The Cape Rouleur kicks off on 1 March. Last year, 160 of the 200 riders were from overseas countries. The race provides a platform for local talent, sponsoring 16 development riders.
A week later, the Cape Town Cycle Tour takes place. The Absa Cape Epic, the world’s foremost full service mountain bike stage race, drew 1 200 riders last year. It takes place between 15 March and 22 March.
“The Cape Roleur generated over R9m for our economy in 2014. The Absa Cape Epic netted a further R300m last year. On average, the Cape Town Cycle Tour brings over R400m into the Western Cape each year. These world-class events showcase the diversity of our province as a cycling destination and will play a key role in our cycling offering.
“These events drive interest in cycling in the province, which has led to an upsurge in hobby cycling by road and mountain bike. This is generating additional economic opportunities,” said Minister Winde.
Minister Winde is leading the drive to attract 100,000 cycling tourists to the Western Cape each year.
In September last year, Minister Winde launched the Cycle Tourism Framework, which is the first step towards a Cycling Tourism Strategy. In November, Minister Winde launched a new mountain bike route at the !Khwa ttu San Culture and Education Centre.
Later this month, the Western Cape Government, Wesgro and the private sector will meet to map out plans for the province’s cycling economy.

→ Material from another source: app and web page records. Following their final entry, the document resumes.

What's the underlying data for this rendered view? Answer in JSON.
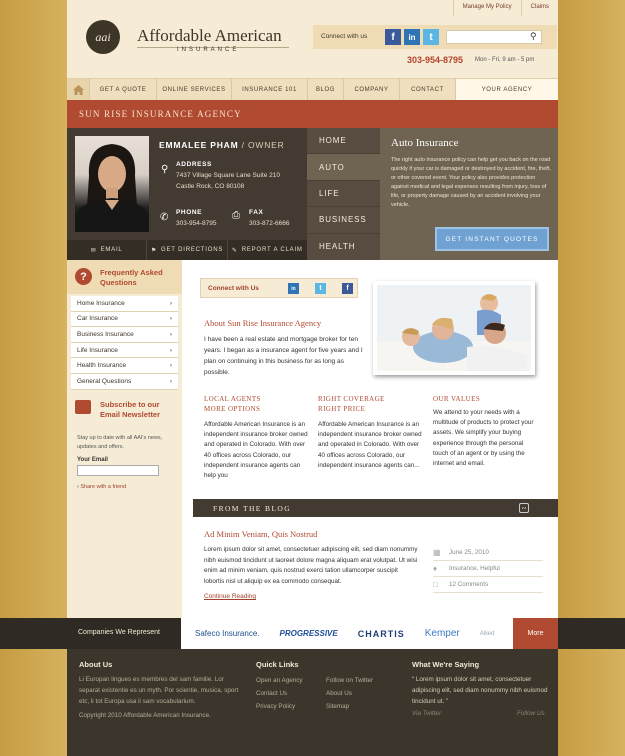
{
  "header": {
    "top_links": [
      "Manage My Policy",
      "Claims"
    ],
    "logo_mark": "aai",
    "logo_main": "Affordable American",
    "logo_sub": "INSURANCE",
    "connect_label": "Connect with us",
    "phone": "303-954-8795",
    "hours": "Mon - Fri, 9 am - 5 pm"
  },
  "nav": {
    "items": [
      "GET A QUOTE",
      "ONLINE SERVICES",
      "INSURANCE 101",
      "BLOG",
      "COMPANY",
      "CONTACT",
      "YOUR AGENCY"
    ]
  },
  "agency": {
    "name": "SUN RISE INSURANCE AGENCY",
    "agent_name": "EMMALEE PHAM",
    "agent_role": " / OWNER",
    "address_label": "ADDRESS",
    "address_line1": "7437 Village Square Lane Suite 210",
    "address_line2": "Castle Rock, CO 80108",
    "phone_label": "PHONE",
    "phone": "303-954-8795",
    "fax_label": "FAX",
    "fax": "303-872-6666",
    "actions": [
      "EMAIL",
      "GET DIRECTIONS",
      "REPORT A CLAIM"
    ],
    "menu": [
      "HOME",
      "AUTO",
      "LIFE",
      "BUSINESS",
      "HEALTH"
    ]
  },
  "auto": {
    "title": "Auto Insurance",
    "text": "The right auto insurance policy can help get you back on the road quickly if your car is damaged or destroyed by accident, fire, theft, or other covered event. Your policy also provides protection against medical and legal expenses resulting from injury, loss of life, or property damage caused by an accident involving your vehicle.",
    "button": "GET INSTANT QUOTES"
  },
  "faq": {
    "title": "Frequently Asked Questions",
    "items": [
      "Home Insurance",
      "Car Insurance",
      "Business Insurance",
      "Life Insurance",
      "Health Insurance",
      "General Questions"
    ]
  },
  "newsletter": {
    "title": "Subscribe to our Email Newsletter",
    "text": "Stay up to date with all AAI's news, updates and offers.",
    "email_label": "Your Email",
    "share": "Share with a friend"
  },
  "main": {
    "connect_label": "Connect with Us",
    "about_title": "About Sun Rise Insurance Agency",
    "about_text": "I have been a real estate and mortgage broker for ten years. I began as a insurance agent for five years and I plan on continuing in this business for as long as possible.",
    "columns": [
      {
        "title1": "LOCAL AGENTS",
        "title2": "MORE OPTIONS",
        "text": "Affordable American Insurance is an independent insurance broker owned and operated in Colorado. With over 40 offices across Colorado, our independent insurance agents can help you"
      },
      {
        "title1": "RIGHT COVERAGE",
        "title2": "RIGHT PRICE",
        "text": "Affordable American Insurance is an independent insurance broker owned and operated in Colorado. With over 40 offices across Colorado, our independent insurance agents can..."
      },
      {
        "title1": "OUR VALUES",
        "title2": "",
        "text": "We attend to your needs with a multitude of products to protect your assets. We simplify your buying experience through the personal touch of an agent or by using the internet and email."
      }
    ],
    "blog_title": "FROM THE BLOG",
    "post": {
      "title": "Ad Minim Veniam, Quis Nostrud",
      "text": "Lorem ipsum dolor sit amet, consectetuer adipiscing elit, sed diam nonummy nibh euismod tincidunt ut laoreet dolore magna aliquam erat volutpat. Ut wisi enim ad minim veniam, quis nostrud exerci tation ullamcorper suscipit lobortis nisl ut aliquip ex ea commodo consequat.",
      "more": "Continue Reading",
      "date": "June 25, 2010",
      "tags": "Insurance, Helpful",
      "comments": "12 Comments"
    }
  },
  "companies": {
    "label": "Companies We Represent",
    "logos": [
      "Safeco Insurance.",
      "PROGRESSIVE",
      "CHARTIS",
      "Kemper",
      "Allied"
    ],
    "more": "More"
  },
  "footer": {
    "about_title": "About Us",
    "about_text": "Li Europan lingues es membres del sam familie. Lor separat existentie es un myth. Por scientie, musica, sport etc, li tot Europa usa li sam vocabularium.",
    "copyright": "Copyright 2010 Affordable American Insurance.",
    "links_title": "Quick Links",
    "links_col1": [
      "Open an Agency",
      "Contact Us",
      "Privacy Policy"
    ],
    "links_col2": [
      "Follow on Twitter",
      "About Us",
      "Sitemap"
    ],
    "saying_title": "What We're Saying",
    "quote": "Lorem ipsum dolor sit amet, consectetuer adipiscing elit, sed diam nonummy nibh euismod tincidunt ut.",
    "via": "Via Twitter",
    "follow": "Follow Us"
  },
  "colors": {
    "accent": "#b04a30",
    "dark": "#433b31",
    "cream": "#f6ecd6",
    "gold": "#c9a24a"
  }
}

“The cycling economy adds jobs in the tourism industry, in our rural spaces and in the cycling goods supply industry. It also starts to shift minds around different modes of transport,” said Minister Winde.